Public Citizen’s Commercial Alert project monitors the spread of commercial culture, fighting back against its expansion into evermore spheres of our lives. As we track tales of governors selling naming rights to highways and bridges and online games pushing junk food on children, a perennial story we encounter is that of increasing commercialism in our public schools. Not a week goes by without at least a handful of stories of school districts selling students short by allowing (or considering allowing) advertising on their campuses, whether on lockers, school buses, cafeteria trays and menus, sports fields, or right in the classroom.
With massive state budget cuts, school districts are facing tough times – there’s no doubt about it. So when they claim that allowing school advertising will help them manage their budget shortfalls, many parents and community members believe that, distasteful as advertising to kids may be, such measures might just be worth it. But is it? Our just-released report, School Commercialism: High Costs, Low Revenues, debunks these claims, highlighting the miniscule revenue that these programs actually bring in.
How much money are school districts bringing in? Houston Independent School District (HISD), the seventh-largest in the country, has a total budget of $1.58 billion for 2011-2012. In 2010-2011, HISD raised only $62,250 from a combination of signage, scoreboards and school bus advertising. That’s less than 0.01 percent of its budget – and a far cry from the $100 million in cuts the district faced last year. Also in Houston, Cypress Fairbanks Independent School District, the eleventh-largest district in the country, raised only 0.03 percent of its annual budget through in-school advertising. And in Florida, Orange County Public Schools has allowed advertising from Pizza Hut, the U.S. Army, Buffalo Wild Wings and other, raising just 0.02 percent of its annual operating budget.
If these unimpressive numbers aren’t enough to completely turn you off of school advertising, keep in mind that revenue raised from such programs – not matter how little – is not “free” money. In fact, it comes at a very high cost: It undermines children’s learning, self-esteem and health. Children exposed to excessive advertising internalize materialistic values that teach them to judge one another by what they have, rather than who they are. Advertisers prey on vulnerable students because they know that children are easily manipulated, particularly as they go through the complex process of developing their values and identities. Those corporations prone to selling unhealthful or otherwise damaging products are among those most likely to jump at the chance to advertise to a captive audience in the schools.
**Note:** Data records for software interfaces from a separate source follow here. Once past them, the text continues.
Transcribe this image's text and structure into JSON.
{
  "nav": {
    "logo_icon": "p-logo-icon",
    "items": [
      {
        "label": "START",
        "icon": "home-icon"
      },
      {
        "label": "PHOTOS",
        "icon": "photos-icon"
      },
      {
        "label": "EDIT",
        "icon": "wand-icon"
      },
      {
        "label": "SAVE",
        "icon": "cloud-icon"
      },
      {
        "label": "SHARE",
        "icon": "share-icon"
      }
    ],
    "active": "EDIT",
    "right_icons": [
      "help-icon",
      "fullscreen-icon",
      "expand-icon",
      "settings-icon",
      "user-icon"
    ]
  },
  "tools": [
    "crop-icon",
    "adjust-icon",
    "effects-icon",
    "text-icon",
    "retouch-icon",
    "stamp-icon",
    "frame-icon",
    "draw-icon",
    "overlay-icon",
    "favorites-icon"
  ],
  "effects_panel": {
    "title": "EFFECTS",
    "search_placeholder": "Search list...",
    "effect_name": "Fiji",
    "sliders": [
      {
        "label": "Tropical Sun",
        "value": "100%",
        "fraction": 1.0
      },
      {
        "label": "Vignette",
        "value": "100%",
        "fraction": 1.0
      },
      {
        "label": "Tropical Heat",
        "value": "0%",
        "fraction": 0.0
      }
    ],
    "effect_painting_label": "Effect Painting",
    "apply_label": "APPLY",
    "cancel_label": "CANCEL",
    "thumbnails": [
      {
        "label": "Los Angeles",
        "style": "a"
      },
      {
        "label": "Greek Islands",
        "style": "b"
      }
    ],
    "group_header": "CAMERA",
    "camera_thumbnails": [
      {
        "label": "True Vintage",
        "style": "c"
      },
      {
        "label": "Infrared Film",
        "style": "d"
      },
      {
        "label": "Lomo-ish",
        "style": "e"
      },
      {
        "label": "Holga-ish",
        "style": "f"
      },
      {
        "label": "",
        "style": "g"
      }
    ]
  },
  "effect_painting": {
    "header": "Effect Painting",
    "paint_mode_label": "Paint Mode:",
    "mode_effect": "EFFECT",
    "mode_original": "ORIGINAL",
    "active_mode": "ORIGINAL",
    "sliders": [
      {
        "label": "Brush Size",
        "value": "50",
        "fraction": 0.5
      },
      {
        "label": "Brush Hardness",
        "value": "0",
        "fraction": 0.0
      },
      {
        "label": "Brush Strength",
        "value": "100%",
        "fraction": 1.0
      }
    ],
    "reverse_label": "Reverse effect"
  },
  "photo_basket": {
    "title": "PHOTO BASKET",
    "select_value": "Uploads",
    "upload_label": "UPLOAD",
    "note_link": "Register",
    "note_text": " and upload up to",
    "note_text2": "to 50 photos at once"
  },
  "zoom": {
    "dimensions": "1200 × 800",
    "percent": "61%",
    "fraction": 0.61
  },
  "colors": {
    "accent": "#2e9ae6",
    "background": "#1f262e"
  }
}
Moreover, the values and skills we want our education system to promote – critical thinking, civic virtue, public spiritedness, questioning established ideas – run counter to those advertisers hope children will embrace. Can kids really learn to become the next generation of creative and innovative citizens when one of the key messages they encounter at school, a place that ought to be a sanctuary from commercialism, is “buy this”?
While corporations are eager to make children customers for life by targeting them in schools, another group of businesses also wants to cash in on this troublesome practice. In our research for the report released today, we encountered a growing number of “middleman” agencies that broker agreements between school districts and commercial advertisers. These companies take a healthy cut of the already meager profits that would otherwise go to school districts, with some taking as much as 50 percent of advertising revenues. Dozens of these companies exist across the country, and to make sure their businesses prosper, they actively seek out school districts and try to sell them on the financial benefits of school advertising programs.
Next time you see an article in your local paper (or on Commercial Alert) about a school district that is claiming advertising as the “magical cure” to its budget woes, speak up. Let school district officials know that they are unlikely to solve any problems with such plans – and quite likely to do to harm to the people they are trying to protect in the first place: students. It’s worth speaking up because they, and other members of your community, may not actually know how useless (and damaging) advertising programs in schools actually are. In the course of our research we found a lot of misinformation and lack of clarity at the school district level where advertising is concerned. Many of the increasingly desperate school districts that are now considering allowing advertising in their schools will be sorely disappointed with the financial benefits if they proceed.
We believe most school districts want to do what’s best for their students. These days, they face many challenges in trying to achieve this goal, including significant budgetary obstacles. But allowing advertising in the classroom or on school property is not a good solution. Instead, it is likely to create more problems than it solves, enrich those who don’t need the cash, and hurt the students who count on schools to educate them and foster healthy personal development.
Read the report here.
Elizabeth Ben-Ishai is a senior researcher at Public Citizen and the campaign coordinator for Public Citizen’s Commercial Alert.